Learning from the winter festival

What lessons can be learned from the controversy over the Christmas and Hogmanay events, asks Alex Staniforth.

It is a while ago now, but this past festive season wasn’t comfortable for Edinburgh, with a torrent of criticism about the scale and nature of festive events and their impact on parks and public spaces. Whatever you think of the criticism, it would not have stuck had it not resonated with a collective unease about the balance between tourism and the needs of residents; as well as between public and private use of space.

In my view, Edinburgh should have a festive programme we can proud of. Hogmanay is a distinctive Scottish tradition and it is right that Scotland’s capital should take the lead internationally in celebrating the turn of the year. But for that to ring true it has to be authentically Scottish.

Similarly, at a gloomy time of year, the Christmas programme is genuinely exciting for many families but more needs to be done to make it accessible and affordable; and to radically rethink the impact it has on Princes Street Gardens.

As a company, Underbelly has taken a pounding over the last few months. For the remaining two years of its contract to deliver the festive events it needs to show that it has heeded those messages, with a bigger rethink on arrangements after 2022.

But it’s not just about the festivals – winter or summer – is it? Like many cities Edinburgh is wrestling with managing its popularity as place to visit. We are rightly proud of our status as a great European city, outward-looking and welcoming. Back in 2016, more than any other UK city, Edinburgh voted to remain in the European Union, by a factor of three to one.

Tourism, too, is big business in Edinburgh, directly employing 33,000 people, even if many of the profits leak out of the city, at least until the city gets the long-awaited tourist levy. But we cannot shy away from the fact that tourism in its current form is a serious danger to our planet. In a climate emergency it makes no sense to base an economy on tens of millions of people criss-crossing the globe in aeroplanes seeking out genuine experiences before they are destroyed by, guess what? Mass tourism and climate chaos.

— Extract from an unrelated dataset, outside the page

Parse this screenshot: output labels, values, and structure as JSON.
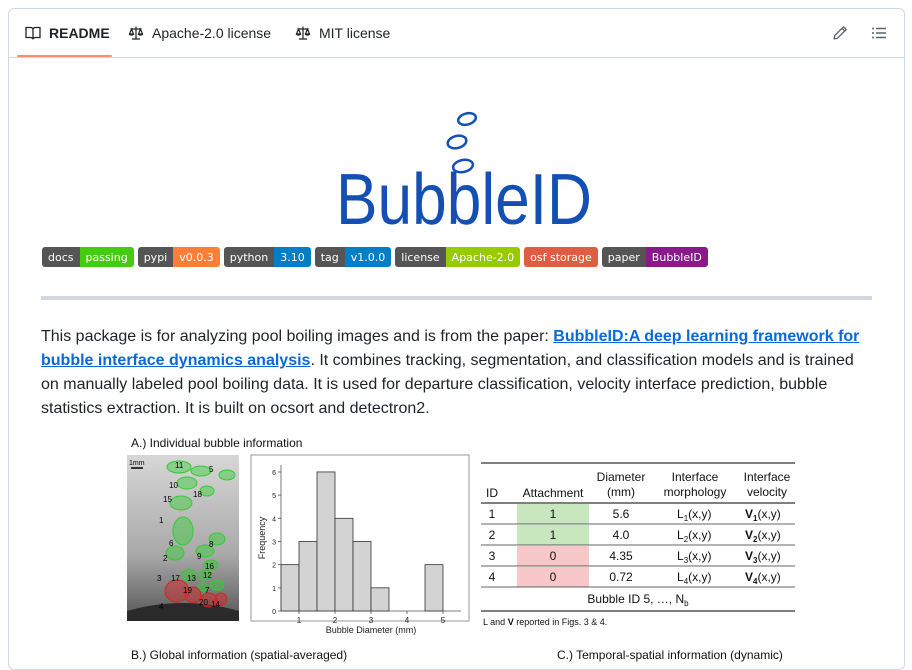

Edinburgh’s tourism strategy is to move away from encouraging growth to managing that growth more effectively. That’s a welcome shift but not enough: infinite growth on a finite planet is impossible. So dramatic changes in transport as well as in the tourist industry are needed to find a way to enjoy our planet without destroying our planet.

There is a new social cost of the visitor economy too, in the shape of the Airbnb explosion. Originally conceived as a light-touch and benign way of residents offering rooms in their homes for visitors it has now become an aggressive way of making massive profit from property, taking 7,000 properties out of residential use in Edinburgh at any one time, and with big impacts on how neighbourhoods work, from communal bins to noise problems in stairways, and putting extra pressure to build yet more new homes on the city’s already fragile green spaces and green belt.

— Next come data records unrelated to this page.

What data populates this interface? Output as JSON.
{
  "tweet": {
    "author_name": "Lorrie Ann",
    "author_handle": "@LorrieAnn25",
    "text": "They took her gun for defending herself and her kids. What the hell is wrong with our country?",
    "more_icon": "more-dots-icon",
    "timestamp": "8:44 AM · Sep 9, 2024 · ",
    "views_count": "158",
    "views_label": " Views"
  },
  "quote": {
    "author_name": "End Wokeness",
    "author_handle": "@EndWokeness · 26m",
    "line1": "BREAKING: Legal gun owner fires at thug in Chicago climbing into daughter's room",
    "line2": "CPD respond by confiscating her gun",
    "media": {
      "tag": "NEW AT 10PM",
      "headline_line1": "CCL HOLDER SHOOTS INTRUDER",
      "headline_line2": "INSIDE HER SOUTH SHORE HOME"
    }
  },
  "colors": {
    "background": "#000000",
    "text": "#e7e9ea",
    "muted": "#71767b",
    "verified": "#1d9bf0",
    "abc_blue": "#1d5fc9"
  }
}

Although some new powers to tackle short term lets have (belatedly) been promised for councils by the Scottish Parliament, if Edinburgh is to reverse the loss of homes to holiday lets it will take a lot more work.

That is why I am delighted to see a new holiday lets tracker developed by my Green MSP colleague Andy Wightman. By clicking on citizens can record a holiday let in their stair or area and allow us to build up a detailed picture of what is going on. Since its launch only two weeks ago almost 200 cases have been logged.

With public support, 2020 could be the year when Edinburgh takes decisive steps to tackle both climate change and the impacts of mass tourism at the same time.